Chocolate as a powdered drink — Ovaltine, Nestlés Quik, etc — showed up in the early 1800s as inventors kept fiddling with recipes to create the quality and taste of the powdered drinking chocolate — cocoa — while making it easier to dissolve in milk. Then there was a positive explosion of companies offering cocoa in metal tins, particularly around the turn of the 20th century:
Milk and powered cocoa was popular for decades prior to the arrival of milk chocolate. In fact, milk chocolate didn’t appear until 1875, when chocolate maker Daniel Peter teamed up with Henri Nestlé to create chocolate with condensed milk which allowed chocolate makers to use less cacao and made the confection sweeter and smoother. A win-win that dominates the chocolate market to this day.
Plenty of other museum-goers were enthralled by the historical information, as you can see in this photo:

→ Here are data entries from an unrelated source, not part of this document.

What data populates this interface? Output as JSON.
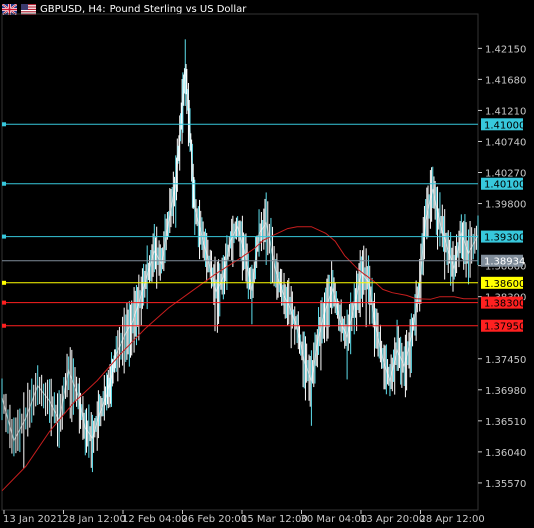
{
  "title": {
    "symbol_text": "GBPUSD, H4:",
    "description": "Pound Sterling vs US Dollar",
    "flag_left_icon": "uk-flag-icon",
    "flag_right_icon": "us-flag-icon"
  },
  "colors": {
    "background": "#000000",
    "bars": "#ffffff",
    "ma": "#c81e1e",
    "level_cyan": "#37c8dc",
    "level_yellow": "#ffff00",
    "level_red": "#ff2020",
    "bid_line": "#7f8c99",
    "axis": "#c8c8c8"
  },
  "chart_data": {
    "type": "line",
    "title": "GBPUSD, H4:  Pound Sterling vs US Dollar",
    "ylim": [
      1.3516,
      1.4267
    ],
    "y_ticks": [
      "1.42150",
      "1.41680",
      "1.41210",
      "1.40740",
      "1.40270",
      "1.39800",
      "1.38860",
      "1.38390",
      "1.37450",
      "1.36980",
      "1.36510",
      "1.36040",
      "1.35570"
    ],
    "x_labels": [
      "13 Jan 2021",
      "28 Jan 12:00",
      "12 Feb 04:00",
      "26 Feb 20:00",
      "15 Mar 12:00",
      "30 Mar 04:00",
      "13 Apr 20:00",
      "28 Apr 12:00"
    ],
    "series": [
      {
        "style": "price",
        "x": [
          0,
          0.025,
          0.05,
          0.075,
          0.1,
          0.12,
          0.14,
          0.16,
          0.175,
          0.19,
          0.205,
          0.22,
          0.23,
          0.24,
          0.26,
          0.275,
          0.29,
          0.305,
          0.32,
          0.335,
          0.35,
          0.365,
          0.375,
          0.385,
          0.395,
          0.405,
          0.42,
          0.435,
          0.45,
          0.465,
          0.48,
          0.495,
          0.51,
          0.525,
          0.54,
          0.555,
          0.575,
          0.59,
          0.605,
          0.62,
          0.635,
          0.65,
          0.665,
          0.68,
          0.695,
          0.71,
          0.725,
          0.74,
          0.755,
          0.77,
          0.785,
          0.8,
          0.815,
          0.83,
          0.845,
          0.86,
          0.875,
          0.89,
          0.905,
          0.92,
          0.935,
          0.95,
          0.965,
          0.98,
          1
        ],
        "values": [
          1.3686,
          1.3621,
          1.3655,
          1.3704,
          1.3681,
          1.3652,
          1.3727,
          1.3688,
          1.364,
          1.3625,
          1.3662,
          1.369,
          1.3718,
          1.3752,
          1.3784,
          1.3802,
          1.3835,
          1.3871,
          1.3908,
          1.3889,
          1.3952,
          1.401,
          1.4095,
          1.4183,
          1.4091,
          1.3973,
          1.3931,
          1.3889,
          1.3847,
          1.3868,
          1.3924,
          1.3945,
          1.3905,
          1.3848,
          1.3934,
          1.3951,
          1.3878,
          1.3845,
          1.3822,
          1.3792,
          1.3741,
          1.3712,
          1.3778,
          1.3821,
          1.3851,
          1.3803,
          1.3778,
          1.3825,
          1.3874,
          1.3862,
          1.3793,
          1.3745,
          1.3711,
          1.3758,
          1.3734,
          1.3778,
          1.3843,
          1.3955,
          1.4002,
          1.3951,
          1.3914,
          1.3882,
          1.3935,
          1.3905,
          1.3932
        ]
      },
      {
        "style": "moving_average",
        "x": [
          0,
          0.05,
          0.1,
          0.15,
          0.2,
          0.25,
          0.3,
          0.35,
          0.4,
          0.45,
          0.5,
          0.53,
          0.55,
          0.57,
          0.6,
          0.62,
          0.65,
          0.68,
          0.7,
          0.72,
          0.75,
          0.78,
          0.8,
          0.82,
          0.85,
          0.87,
          0.9,
          0.92,
          0.95,
          0.97,
          1
        ],
        "values": [
          1.3545,
          1.3582,
          1.3635,
          1.3678,
          1.3712,
          1.3753,
          1.379,
          1.3822,
          1.3848,
          1.3874,
          1.3897,
          1.3912,
          1.3925,
          1.3932,
          1.3942,
          1.3945,
          1.3945,
          1.3935,
          1.3923,
          1.3901,
          1.3879,
          1.3863,
          1.385,
          1.3845,
          1.3841,
          1.3836,
          1.3835,
          1.3839,
          1.3839,
          1.3836,
          1.3836
        ]
      }
    ],
    "levels": [
      {
        "value": 1.41,
        "label": "1.41000",
        "kind": "cyan"
      },
      {
        "value": 1.401,
        "label": "1.40100",
        "kind": "cyan"
      },
      {
        "value": 1.393,
        "label": "1.39300",
        "kind": "cyan"
      },
      {
        "value": 1.386,
        "label": "1.38600",
        "kind": "yellow"
      },
      {
        "value": 1.383,
        "label": "1.38300",
        "kind": "red"
      },
      {
        "value": 1.3795,
        "label": "1.37950",
        "kind": "red"
      }
    ],
    "bid": {
      "value": 1.38934,
      "label": "1.38934"
    }
  }
}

The Exhibition is essentially a walking tour of the history of cacao, starting in the jungles where it’s found and harvested to the early Mayan and Aztec civilizations, to the rise of cacao in Spain and European countries in the 15th and 16th century, through its rise as a popular confection in the Industrial Age and into the 20th, and now 21st century.

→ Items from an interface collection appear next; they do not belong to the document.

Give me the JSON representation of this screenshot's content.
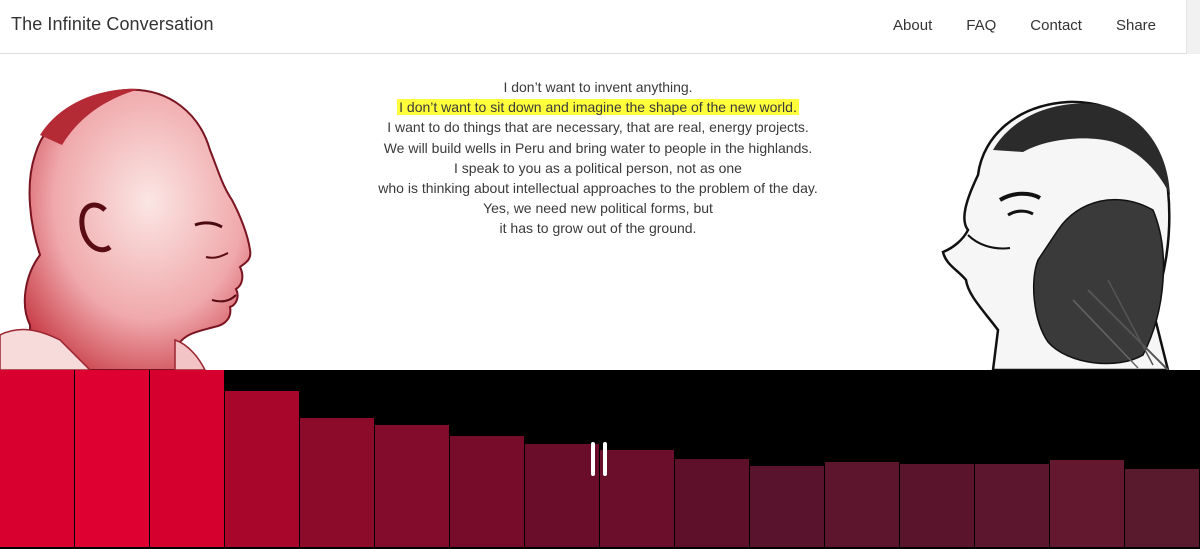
{
  "app": {
    "title": "The Infinite Conversation"
  },
  "nav": {
    "items": [
      "About",
      "FAQ",
      "Contact",
      "Share"
    ]
  },
  "transcript": {
    "lines": [
      {
        "text": "I don’t want to invent anything.",
        "highlighted": false
      },
      {
        "text": "I don’t want to sit down and imagine the shape of the new world.",
        "highlighted": true
      },
      {
        "text": "I want to do things that are necessary, that are real, energy projects.",
        "highlighted": false
      },
      {
        "text": "We will build wells in Peru and bring water to people in the highlands.",
        "highlighted": false
      },
      {
        "text": "I speak to you as a political person, not as one",
        "highlighted": false
      },
      {
        "text": "who is thinking about intellectual approaches to the problem of the day.",
        "highlighted": false
      },
      {
        "text": "Yes, we need new political forms, but",
        "highlighted": false
      },
      {
        "text": "it has to grow out of the ground.",
        "highlighted": false
      }
    ]
  },
  "portraits": {
    "left": {
      "icon": "speaker-portrait-left",
      "tint": "#c8323c"
    },
    "right": {
      "icon": "speaker-portrait-right",
      "tint": "#222222"
    }
  },
  "visualizer": {
    "levels": [
      1.0,
      1.0,
      1.0,
      0.88,
      0.73,
      0.69,
      0.63,
      0.58,
      0.55,
      0.5,
      0.46,
      0.48,
      0.47,
      0.47,
      0.49,
      0.44
    ],
    "colors": [
      "#d8002f",
      "#de0030",
      "#d6002f",
      "#a9062c",
      "#8c0a2a",
      "#830b2b",
      "#760c2a",
      "#6a0d2b",
      "#6a0e2c",
      "#5e102b",
      "#5a132c",
      "#5c152d",
      "#5a152c",
      "#5c162d",
      "#63182f",
      "#581a2c"
    ]
  },
  "player": {
    "state": "playing",
    "control_icon": "pause-icon"
  },
  "colors": {
    "highlight": "#ffff3b",
    "text": "#3a3a3a",
    "visualizer_bg": "#000000"
  }
}
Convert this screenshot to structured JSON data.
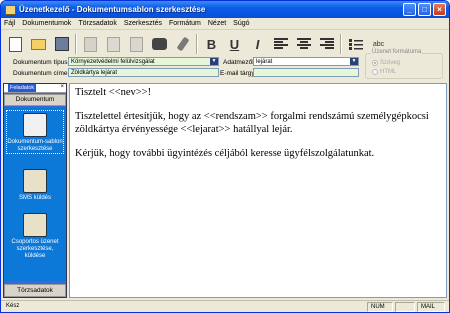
{
  "window": {
    "title": "Üzenetkezelő - Dokumentumsablon szerkesztése",
    "min": "_",
    "max": "□",
    "close": "×"
  },
  "menu": [
    "Fájl",
    "Dokumentumok",
    "Törzsadatok",
    "Szerkesztés",
    "Formátum",
    "Nézet",
    "Súgó"
  ],
  "toolbar": {
    "bold": "B",
    "underline": "U",
    "italic": "I",
    "abc": "abc"
  },
  "fields": {
    "type_label": "Dokumentum típus",
    "type_value": "Környezetvédelmi felülvizsgálat",
    "name_label": "Dokumentum címe:",
    "name_value": "Zöldkártya lejárat",
    "datafield_label": "Adatmezők",
    "datafield_value": "lejárat",
    "email_label": "E-mail tárgya",
    "email_value": ""
  },
  "format": {
    "title": "Üzenet formátuma",
    "option1": "Szöveg",
    "option2": "HTML",
    "selected": "Szöveg"
  },
  "sidebar": {
    "header": "Feladatok",
    "close": "×",
    "category": "Dokumentum",
    "items": [
      {
        "label": "Dokumentum-sablon szerkesztése"
      },
      {
        "label": "SMS küldés"
      },
      {
        "label": "Csoportos üzenet szerkesztése, küldése"
      }
    ],
    "footer": "Törzsadatok",
    "scroll": "▼"
  },
  "editor": {
    "p1": "Tisztelt <<nev>>!",
    "p2": "Tisztelettel értesítjük, hogy az <<rendszam>> forgalmi rendszámú személygépkocsi zöldkártya érvényessége <<lejarat>> hatállyal lejár.",
    "p3": "Kérjük, hogy további ügyintézés céljából keresse ügyfélszolgálatunkat."
  },
  "status": {
    "ready": "Kész",
    "num": "NUM",
    "mail": "MAIL"
  }
}
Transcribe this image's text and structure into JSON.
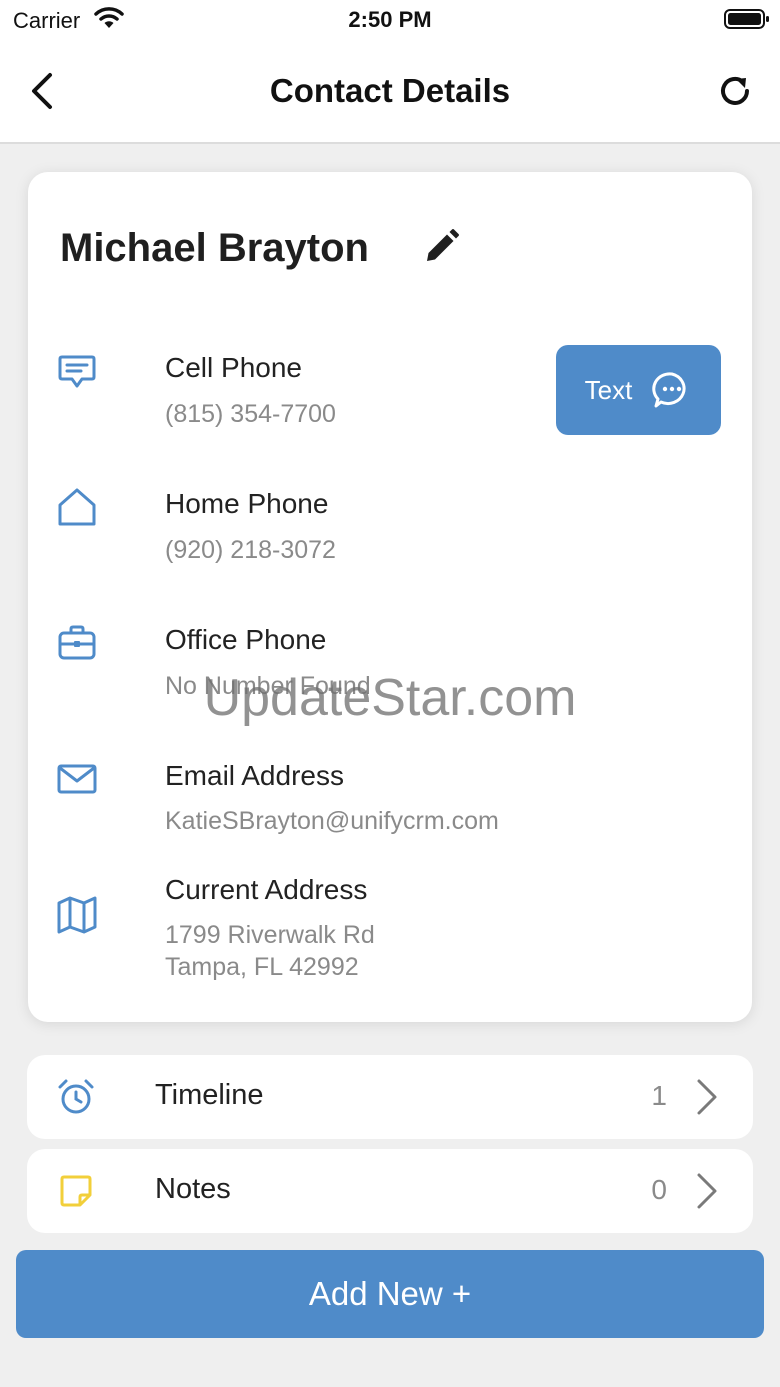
{
  "status_bar": {
    "carrier": "Carrier",
    "time": "2:50 PM"
  },
  "nav": {
    "title": "Contact Details",
    "back_icon": "chevron-left-icon",
    "refresh_icon": "refresh-icon"
  },
  "contact": {
    "name": "Michael Brayton",
    "rows": [
      {
        "icon": "message-icon",
        "label": "Cell Phone",
        "value": "(815) 354-7700"
      },
      {
        "icon": "home-icon",
        "label": "Home Phone",
        "value": "(920) 218-3072"
      },
      {
        "icon": "briefcase-icon",
        "label": "Office Phone",
        "value": "No Number Found"
      },
      {
        "icon": "mail-icon",
        "label": "Email Address",
        "value": "KatieSBrayton@unifycrm.com"
      },
      {
        "icon": "map-icon",
        "label": "Current Address",
        "value_line1": "1799 Riverwalk Rd",
        "value_line2": "Tampa, FL 42992"
      }
    ],
    "text_button": {
      "label": "Text",
      "icon": "chat-bubble-icon"
    }
  },
  "sections": [
    {
      "icon": "alarm-clock-icon",
      "label": "Timeline",
      "count": "1"
    },
    {
      "icon": "sticky-note-icon",
      "label": "Notes",
      "count": "0"
    }
  ],
  "add_button": {
    "label": "Add New +"
  },
  "watermark": "UpdateStar.com",
  "colors": {
    "accent": "#4f8bc9",
    "note_yellow": "#f2cf3a",
    "background": "#efefef"
  }
}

Chocolate was an important part of the World War II soldier’s ration, though I was surprised to learn that it was formulated to give the chocolate greater nutritional value and a higher melting point, which produced bars with “the taste of a boiled potato”. Indeed, “D-rations were meant to be less tempting than regular chocolate. The military’s rationale was to discourage soldiers from devouring their rations, which were intended to serve as emergency food, not dessert.”
Rather takes the romance out of troops in the trenches pulling out their Hershey bars, doesn’t it? Ah well, sometimes fact has to trump fiction, I suppose.
Upon leaving Chocolate The Exhibition there is a modest gift shop and sampling area where you can purchase exotic beverages and chocolates…
We were pulled in, of course, and bought a couple of treats, including the home-made “ding-dong” we tried, with chocolate cake, a home-made marshmallow filling and chocolate coating.
The peanut butter confection was good, but it was the ding-dong that won our taste test, determined to be quite tasty and quickly eaten by my 12yo charges. It was hard to wrest it away long enough to take a photograph!
I did manage to get a bite and it was quite delicious. What caught my attention just as much, however, was the innovative corn husk serving dish the museum was using. You can sort of see it in the photo, but it was basically three corn husk leaves in a “boat” shape. Worked great and is definitely green, far more environmentally friendly than cardboard or polystyrene. Props to the Museum for this!
And finally, I learned that my daughter’s friend had never been to the Denver Museum of Nature & Science, rather to my astonishment, and so we added some time to go through some favorite areas: The small Egyptian room (she found the mummies “creepy”) and the beautiful Gems and Minerals exhibit. The girls were tired by that point so we headed home to Boulder, an afternoon well spent and quite enjoyable.
Chocolate The Exhibition was definitely interesting and well assembled, but for my tastes it spent too much time and square footage on the very early history of cacao with the Mayans and Aztecs and too little exploring the culture of Chocolate Houses and the rise of chocolate as a major foodstuff in Western Culture. Perhaps a cultural bias of mine, but even one display of what artisans are doing with chocolate as an ingredient or even a display of weird chocolate candies from around the world would have been a nice ending note. Or, dare I say it, a sweet finish?
And you can figure out your chocolate personality too. Mine’s “milk chocolate”:
Disclosure: The Denver Museum of Nature & Science supplied me with tickets so we could check out the new exhibit.